Cleaning Your Lawn Mower
While you’re under the deck of the lawn mower, get all the gunk out of there. Built-up debris can corrode your machine and it might be a maintenance task you overlooked if you didn’t winterize your mower. Even if you did, you should clean your lawn mower at least twice a year.
Use a pressure washer or a garden hose to blast away any dirt and grass clippings that are caked on. Do the same for everything above deck, too. Scrub any stubborn buildup using a brush, soap, and warm water. Then, give everything a good rinse.
Sometimes debris is hidden from view, like under the belt guard on top of the mower deck. All the moving parts underneath the guard suck up soil, grass, and yard waste and trap it there. You can blow it clean with compressed air or even a leaf blower. Remove the belt guards to blow away any debris that may damage the belts or pulleys. Use a flathead screwdriver to get at debris caked on under the pulleys and scrape it off.
Basic Lawn Mower Maintenance Schedule
Most years, all you need to do is tune up your mower, give it a good cleaning, and keep the blades in prime cutting condition. But every machine requires routine maintenance at regular service intervals.
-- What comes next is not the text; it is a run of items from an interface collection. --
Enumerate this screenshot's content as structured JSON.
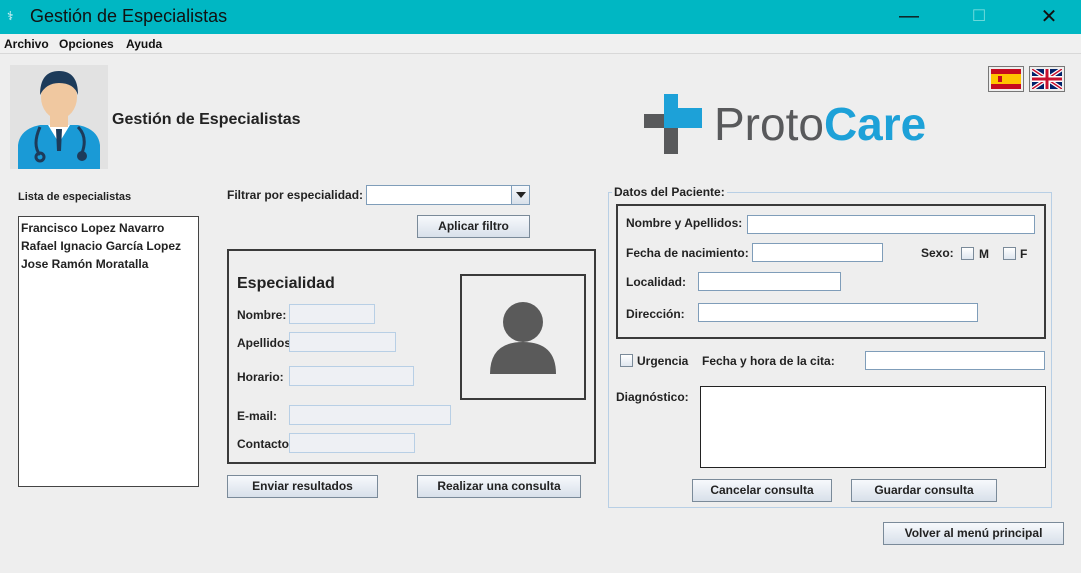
{
  "window": {
    "title": "Gestión de Especialistas",
    "minimize": "—",
    "maximize": "☐",
    "close": "✕"
  },
  "menu": [
    "Archivo",
    "Opciones",
    "Ayuda"
  ],
  "header": {
    "title": "Gestión de Especialistas",
    "logo_proto": "Proto",
    "logo_care": "Care"
  },
  "colors": {
    "titlebar": "#00b7c3",
    "logo_gray": "#58595b",
    "logo_blue": "#1da1d8"
  },
  "specialists": {
    "label": "Lista de especialistas",
    "items": [
      "Francisco Lopez Navarro",
      "Rafael Ignacio García Lopez",
      "Jose Ramón Moratalla"
    ]
  },
  "filter": {
    "label": "Filtrar por especialidad:",
    "selected": "",
    "apply_button": "Aplicar filtro"
  },
  "specialty": {
    "heading": "Especialidad",
    "nombre": "Nombre:",
    "apellidos": "Apellidos",
    "horario": "Horario:",
    "email": "E-mail:",
    "contacto": "Contacto"
  },
  "actions": {
    "send": "Enviar resultados",
    "consult": "Realizar una consulta",
    "back": "Volver al menú principal"
  },
  "patient": {
    "legend": "Datos del Paciente:",
    "nombre": "Nombre y Apellidos:",
    "fecha": "Fecha de nacimiento:",
    "sexo": "Sexo:",
    "sexo_m": "M",
    "sexo_f": "F",
    "localidad": "Localidad:",
    "direccion": "Dirección:",
    "urgencia": "Urgencia",
    "cita": "Fecha y hora de la cita:",
    "diagnostico": "Diagnóstico:",
    "cancel": "Cancelar consulta",
    "save": "Guardar consulta"
  }
}
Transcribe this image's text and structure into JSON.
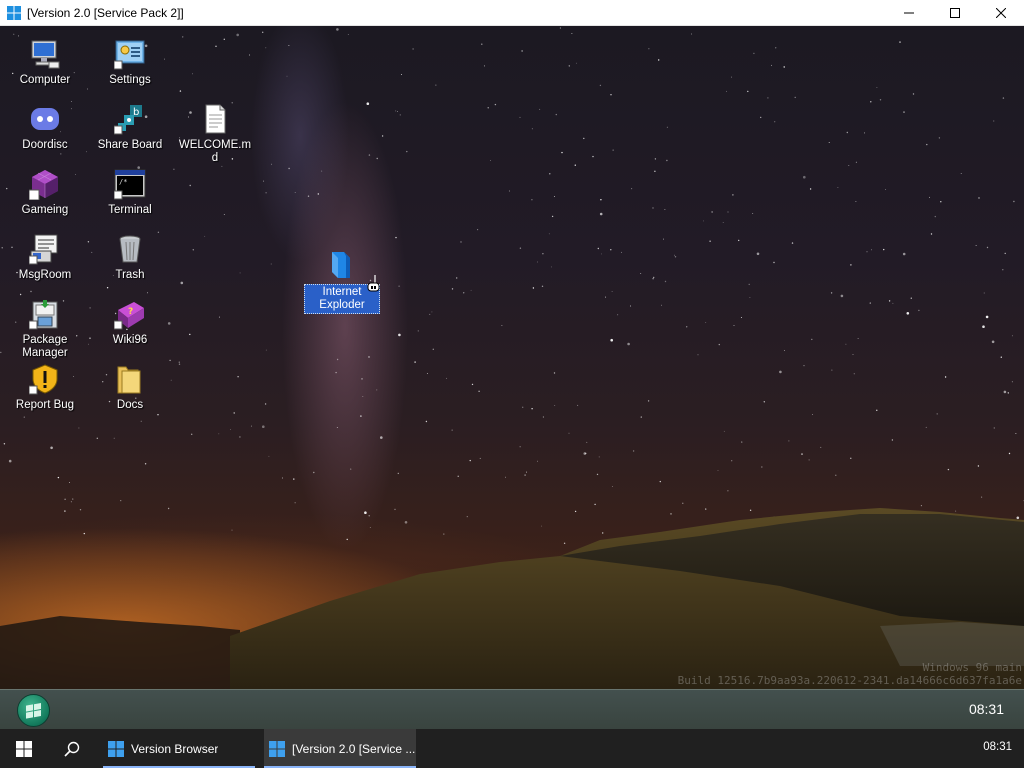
{
  "window": {
    "title": "[Version 2.0 [Service Pack 2]]",
    "controls": {
      "minimize": "—",
      "maximize": "☐",
      "close": "✕"
    }
  },
  "desktop": {
    "icons": [
      {
        "label": "Computer",
        "icon": "computer-icon"
      },
      {
        "label": "Settings",
        "icon": "settings-icon"
      },
      {
        "label": "Doordisc",
        "icon": "doordisc-icon"
      },
      {
        "label": "Share Board",
        "icon": "share-board-icon"
      },
      {
        "label": "WELCOME.md",
        "icon": "document-icon"
      },
      {
        "label": "Gameing",
        "icon": "gameing-icon"
      },
      {
        "label": "Terminal",
        "icon": "terminal-icon"
      },
      {
        "label": "MsgRoom",
        "icon": "msgroom-icon"
      },
      {
        "label": "Trash",
        "icon": "trash-icon"
      },
      {
        "label": "Package Manager",
        "icon": "package-manager-icon"
      },
      {
        "label": "Wiki96",
        "icon": "wiki96-icon"
      },
      {
        "label": "Report Bug",
        "icon": "report-bug-icon"
      },
      {
        "label": "Docs",
        "icon": "folder-icon"
      },
      {
        "label": "Internet Exploder",
        "icon": "internet-exploder-icon",
        "selected": true
      }
    ],
    "watermark": {
      "line1": "Windows 96 main",
      "line2": "Build 12516.7b9aa93a.220612-2341.da14666c6d637fa1a6e"
    }
  },
  "guest_taskbar": {
    "clock": "08:31"
  },
  "host_taskbar": {
    "apps": [
      {
        "label": "Version Browser",
        "active": false
      },
      {
        "label": "[Version 2.0 [Service ...",
        "active": true
      }
    ],
    "clock": "08:31"
  },
  "colors": {
    "selection": "#2a60c8",
    "guest_taskbar": "#3d4844",
    "host_taskbar": "#202020",
    "start_orb": "#1f9470"
  }
}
This preventive maintenance is crucial. You need to keep an eye on your lawn mower’s hour meter and complete these service tasks as the hours add up.
After the Break-In Period
All new lawn care equipment has a break-in period, the time where real-world applications take the newness out of your machine and maybe knock a few things loose. For new lawn mowers, there are two times you need do complete break-in maintenance:
- After eight hours – It may seem early, but you need to change the engine oil and oil filter, just as you would in an annual tune-up. You should also check the wheel hardware and tighten anything that’s loose.
- After 50 hours – Depending on the size of your property and your lawn care schedule, it may take you a while to hit the 50-hundred hour mark. When you do, change the transmission oil and filter and check the rear wheel bolt torque.
Every 50 Hours
After the full 50-hour break-in period and every 50 hours after that, you need to lubricate the deck components, which may include:
- Front axle pivot and axle spindles
- Mower spindles, pivot points, and lift pedal
- Idler arm pivot
- Rear U-Joints
If you don’t break 50 hours in a mowing season, add lubrication to your annual maintenance to-do list.
Every 100 Hours
A lawn mower tune-up is needed annually at a minimum. If your machine gets a lot of use, it needs a tune-up every 100 hours. The same goes for blade sharpening and cleaning. You also must check the tension on the mower and driving belts, check the tire pressure, and clean the engine cooling fins.
Every 200 Hours
It might take several years for your lawn mower to hit the 200-hour milestone. When it does, it’s time to change the transmission oil and filter again. It’s also a good time to bring your lawn mower in for service. The valve clearance must be checked and adjusted, and it’s recommended that you see your nearest TriGreen Equipment dealer for this service.
This is more or less all the maintenance your lawn mower needs every year and at every hour milestone. But your mower may require more or less care.
Each John Deere riding lawn mower, lawn tractor, and Zero-Turn Mower has its own service interval schedule that can differ by model. Always check the operator manual to make sure you’re staying on top of your lawn mower maintenance checklist. Or have our service experts stay on top of it for you with an Encore Performance Program.
- lawn mowers
- lawn tractors
- riding lawn mowers